START TASK DATA

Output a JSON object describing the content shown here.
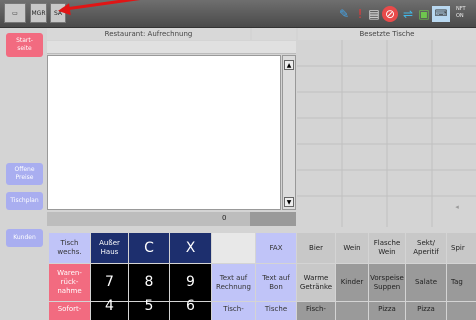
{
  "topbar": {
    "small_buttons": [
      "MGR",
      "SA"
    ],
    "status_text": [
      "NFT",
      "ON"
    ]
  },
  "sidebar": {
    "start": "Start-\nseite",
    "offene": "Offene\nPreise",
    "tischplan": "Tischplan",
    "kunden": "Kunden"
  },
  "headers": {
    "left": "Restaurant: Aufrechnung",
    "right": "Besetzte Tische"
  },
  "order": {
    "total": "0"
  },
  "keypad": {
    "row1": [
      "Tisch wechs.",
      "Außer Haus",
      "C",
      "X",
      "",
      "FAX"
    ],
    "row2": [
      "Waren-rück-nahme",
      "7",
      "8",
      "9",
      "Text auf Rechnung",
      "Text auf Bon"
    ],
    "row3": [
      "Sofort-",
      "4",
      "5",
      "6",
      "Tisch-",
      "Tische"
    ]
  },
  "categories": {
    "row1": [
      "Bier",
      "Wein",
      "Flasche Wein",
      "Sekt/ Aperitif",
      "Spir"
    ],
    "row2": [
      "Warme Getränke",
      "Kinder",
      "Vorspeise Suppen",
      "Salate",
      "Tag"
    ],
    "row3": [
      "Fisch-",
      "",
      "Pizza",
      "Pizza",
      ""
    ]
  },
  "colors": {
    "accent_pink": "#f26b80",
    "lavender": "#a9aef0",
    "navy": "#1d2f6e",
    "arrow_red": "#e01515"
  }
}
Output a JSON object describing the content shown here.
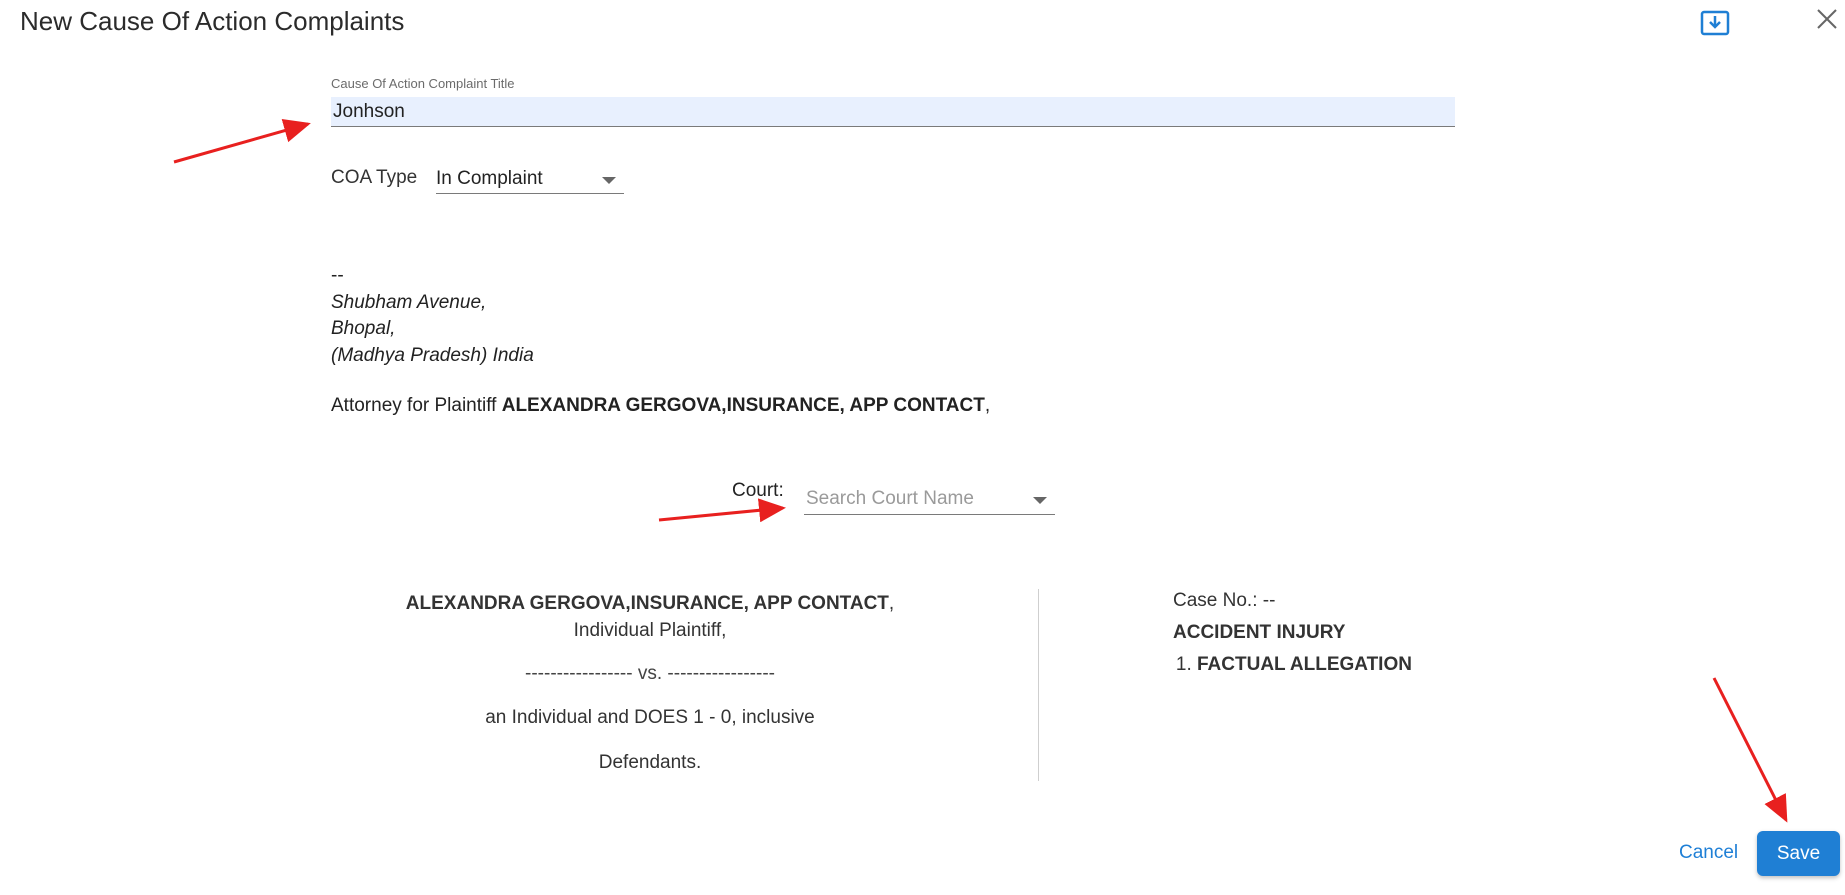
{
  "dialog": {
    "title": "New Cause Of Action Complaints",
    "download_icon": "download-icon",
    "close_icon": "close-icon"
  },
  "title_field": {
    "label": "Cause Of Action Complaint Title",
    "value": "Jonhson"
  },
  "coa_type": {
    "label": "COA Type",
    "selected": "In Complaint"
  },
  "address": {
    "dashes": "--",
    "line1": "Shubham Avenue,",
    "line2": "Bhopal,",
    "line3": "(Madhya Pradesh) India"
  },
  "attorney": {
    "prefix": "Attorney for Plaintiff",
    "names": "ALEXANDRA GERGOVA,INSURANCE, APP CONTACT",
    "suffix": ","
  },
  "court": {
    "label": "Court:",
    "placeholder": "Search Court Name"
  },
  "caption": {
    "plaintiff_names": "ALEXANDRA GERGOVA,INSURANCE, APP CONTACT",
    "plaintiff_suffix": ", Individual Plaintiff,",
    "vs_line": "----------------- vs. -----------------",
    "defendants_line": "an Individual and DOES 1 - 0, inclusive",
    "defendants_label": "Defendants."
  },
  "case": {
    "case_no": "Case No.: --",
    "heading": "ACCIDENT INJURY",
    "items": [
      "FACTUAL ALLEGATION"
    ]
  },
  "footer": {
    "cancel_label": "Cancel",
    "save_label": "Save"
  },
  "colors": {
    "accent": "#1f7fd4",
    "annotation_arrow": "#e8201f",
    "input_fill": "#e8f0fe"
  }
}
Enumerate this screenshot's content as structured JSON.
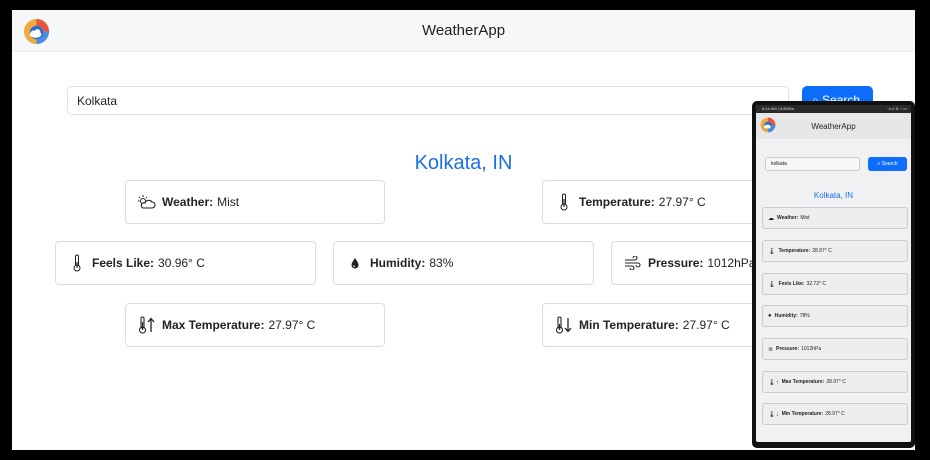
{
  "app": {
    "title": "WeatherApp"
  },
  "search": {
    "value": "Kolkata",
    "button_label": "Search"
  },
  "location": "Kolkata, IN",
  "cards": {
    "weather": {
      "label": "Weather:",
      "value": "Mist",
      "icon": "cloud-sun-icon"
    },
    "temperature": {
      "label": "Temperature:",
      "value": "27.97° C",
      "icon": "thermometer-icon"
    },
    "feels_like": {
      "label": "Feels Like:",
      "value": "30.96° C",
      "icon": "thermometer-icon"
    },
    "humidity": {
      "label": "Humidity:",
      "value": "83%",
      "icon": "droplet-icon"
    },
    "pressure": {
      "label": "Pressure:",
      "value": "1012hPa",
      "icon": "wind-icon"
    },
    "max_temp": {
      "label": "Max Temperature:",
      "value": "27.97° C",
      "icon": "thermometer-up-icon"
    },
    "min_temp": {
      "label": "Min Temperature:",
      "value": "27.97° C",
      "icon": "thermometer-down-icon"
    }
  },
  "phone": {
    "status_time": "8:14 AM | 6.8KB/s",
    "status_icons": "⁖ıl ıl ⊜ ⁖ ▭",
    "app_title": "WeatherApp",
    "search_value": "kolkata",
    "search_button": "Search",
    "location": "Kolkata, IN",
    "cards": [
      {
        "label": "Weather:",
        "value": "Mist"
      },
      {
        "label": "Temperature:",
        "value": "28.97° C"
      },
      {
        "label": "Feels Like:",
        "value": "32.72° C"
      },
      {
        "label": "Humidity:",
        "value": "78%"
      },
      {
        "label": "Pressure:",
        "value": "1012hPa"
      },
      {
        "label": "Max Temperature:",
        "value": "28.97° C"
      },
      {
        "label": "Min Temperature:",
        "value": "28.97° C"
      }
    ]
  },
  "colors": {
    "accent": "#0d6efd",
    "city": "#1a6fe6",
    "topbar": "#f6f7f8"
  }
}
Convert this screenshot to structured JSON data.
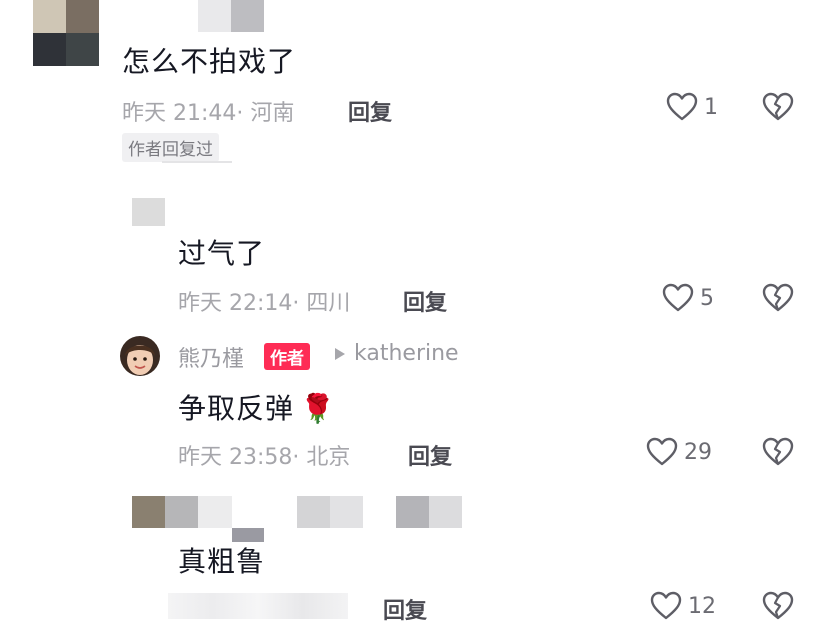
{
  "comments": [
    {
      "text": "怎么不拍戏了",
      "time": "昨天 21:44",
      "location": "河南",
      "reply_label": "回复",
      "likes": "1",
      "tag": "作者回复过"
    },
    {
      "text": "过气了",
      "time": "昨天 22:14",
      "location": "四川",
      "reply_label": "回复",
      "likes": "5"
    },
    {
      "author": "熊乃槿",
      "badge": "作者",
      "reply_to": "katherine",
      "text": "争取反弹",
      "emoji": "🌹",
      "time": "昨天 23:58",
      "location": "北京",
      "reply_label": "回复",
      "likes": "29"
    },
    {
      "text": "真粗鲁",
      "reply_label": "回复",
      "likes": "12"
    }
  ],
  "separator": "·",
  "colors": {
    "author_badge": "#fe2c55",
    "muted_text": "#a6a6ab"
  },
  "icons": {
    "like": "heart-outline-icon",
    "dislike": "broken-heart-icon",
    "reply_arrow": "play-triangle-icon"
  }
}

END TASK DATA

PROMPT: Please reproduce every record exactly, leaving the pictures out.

YOUR RESPONSE:
Output a JSON object describing the content shown here.
{
  "topbar": {
    "small_buttons": [
      "MGR",
      "SA"
    ],
    "status_text": [
      "NFT",
      "ON"
    ]
  },
  "sidebar": {
    "start": "Start-\nseite",
    "offene": "Offene\nPreise",
    "tischplan": "Tischplan",
    "kunden": "Kunden"
  },
  "headers": {
    "left": "Restaurant: Aufrechnung",
    "right": "Besetzte Tische"
  },
  "order": {
    "total": "0"
  },
  "keypad": {
    "row1": [
      "Tisch wechs.",
      "Außer Haus",
      "C",
      "X",
      "",
      "FAX"
    ],
    "row2": [
      "Waren-rück-nahme",
      "7",
      "8",
      "9",
      "Text auf Rechnung",
      "Text auf Bon"
    ],
    "row3": [
      "Sofort-",
      "4",
      "5",
      "6",
      "Tisch-",
      "Tische"
    ]
  },
  "categories": {
    "row1": [
      "Bier",
      "Wein",
      "Flasche Wein",
      "Sekt/ Aperitif",
      "Spir"
    ],
    "row2": [
      "Warme Getränke",
      "Kinder",
      "Vorspeise Suppen",
      "Salate",
      "Tag"
    ],
    "row3": [
      "Fisch-",
      "",
      "Pizza",
      "Pizza",
      ""
    ]
  },
  "colors": {
    "accent_pink": "#f26b80",
    "lavender": "#a9aef0",
    "navy": "#1d2f6e",
    "arrow_red": "#e01515"
  }
}
Output a JSON object describing the content shown here.
{
  "dialog": {
    "title": "New Cause Of Action Complaints",
    "download_icon": "download-icon",
    "close_icon": "close-icon"
  },
  "title_field": {
    "label": "Cause Of Action Complaint Title",
    "value": "Jonhson"
  },
  "coa_type": {
    "label": "COA Type",
    "selected": "In Complaint"
  },
  "address": {
    "dashes": "--",
    "line1": "Shubham Avenue,",
    "line2": "Bhopal,",
    "line3": "(Madhya Pradesh) India"
  },
  "attorney": {
    "prefix": "Attorney for Plaintiff",
    "names": "ALEXANDRA GERGOVA,INSURANCE, APP CONTACT",
    "suffix": ","
  },
  "court": {
    "label": "Court:",
    "placeholder": "Search Court Name"
  },
  "caption": {
    "plaintiff_names": "ALEXANDRA GERGOVA,INSURANCE, APP CONTACT",
    "plaintiff_suffix": ", Individual Plaintiff,",
    "vs_line": "----------------- vs. -----------------",
    "defendants_line": "an Individual and DOES 1 - 0, inclusive",
    "defendants_label": "Defendants."
  },
  "case": {
    "case_no": "Case No.: --",
    "heading": "ACCIDENT INJURY",
    "items": [
      "FACTUAL ALLEGATION"
    ]
  },
  "footer": {
    "cancel_label": "Cancel",
    "save_label": "Save"
  },
  "colors": {
    "accent": "#1f7fd4",
    "annotation_arrow": "#e8201f",
    "input_fill": "#e8f0fe"
  }
}
Enumerate this screenshot's content as structured JSON.
{
  "app": {
    "title": "WeatherApp"
  },
  "search": {
    "value": "Kolkata",
    "button_label": "Search"
  },
  "location": "Kolkata, IN",
  "cards": {
    "weather": {
      "label": "Weather:",
      "value": "Mist",
      "icon": "cloud-sun-icon"
    },
    "temperature": {
      "label": "Temperature:",
      "value": "27.97° C",
      "icon": "thermometer-icon"
    },
    "feels_like": {
      "label": "Feels Like:",
      "value": "30.96° C",
      "icon": "thermometer-icon"
    },
    "humidity": {
      "label": "Humidity:",
      "value": "83%",
      "icon": "droplet-icon"
    },
    "pressure": {
      "label": "Pressure:",
      "value": "1012hPa",
      "icon": "wind-icon"
    },
    "max_temp": {
      "label": "Max Temperature:",
      "value": "27.97° C",
      "icon": "thermometer-up-icon"
    },
    "min_temp": {
      "label": "Min Temperature:",
      "value": "27.97° C",
      "icon": "thermometer-down-icon"
    }
  },
  "phone": {
    "status_time": "8:14 AM | 6.8KB/s",
    "status_icons": "⁖ıl ıl ⊜ ⁖ ▭",
    "app_title": "WeatherApp",
    "search_value": "kolkata",
    "search_button": "Search",
    "location": "Kolkata, IN",
    "cards": [
      {
        "label": "Weather:",
        "value": "Mist"
      },
      {
        "label": "Temperature:",
        "value": "28.97° C"
      },
      {
        "label": "Feels Like:",
        "value": "32.72° C"
      },
      {
        "label": "Humidity:",
        "value": "78%"
      },
      {
        "label": "Pressure:",
        "value": "1012hPa"
      },
      {
        "label": "Max Temperature:",
        "value": "28.97° C"
      },
      {
        "label": "Min Temperature:",
        "value": "28.97° C"
      }
    ]
  },
  "colors": {
    "accent": "#0d6efd",
    "city": "#1a6fe6",
    "topbar": "#f6f7f8"
  }
}
Convert this screenshot to structured JSON data.
{
  "comments": [
    {
      "text": "怎么不拍戏了",
      "time": "昨天 21:44",
      "location": "河南",
      "reply_label": "回复",
      "likes": "1",
      "tag": "作者回复过"
    },
    {
      "text": "过气了",
      "time": "昨天 22:14",
      "location": "四川",
      "reply_label": "回复",
      "likes": "5"
    },
    {
      "author": "熊乃槿",
      "badge": "作者",
      "reply_to": "katherine",
      "text": "争取反弹",
      "emoji": "🌹",
      "time": "昨天 23:58",
      "location": "北京",
      "reply_label": "回复",
      "likes": "29"
    },
    {
      "text": "真粗鲁",
      "reply_label": "回复",
      "likes": "12"
    }
  ],
  "separator": "·",
  "colors": {
    "author_badge": "#fe2c55",
    "muted_text": "#a6a6ab"
  },
  "icons": {
    "like": "heart-outline-icon",
    "dislike": "broken-heart-icon",
    "reply_arrow": "play-triangle-icon"
  }
}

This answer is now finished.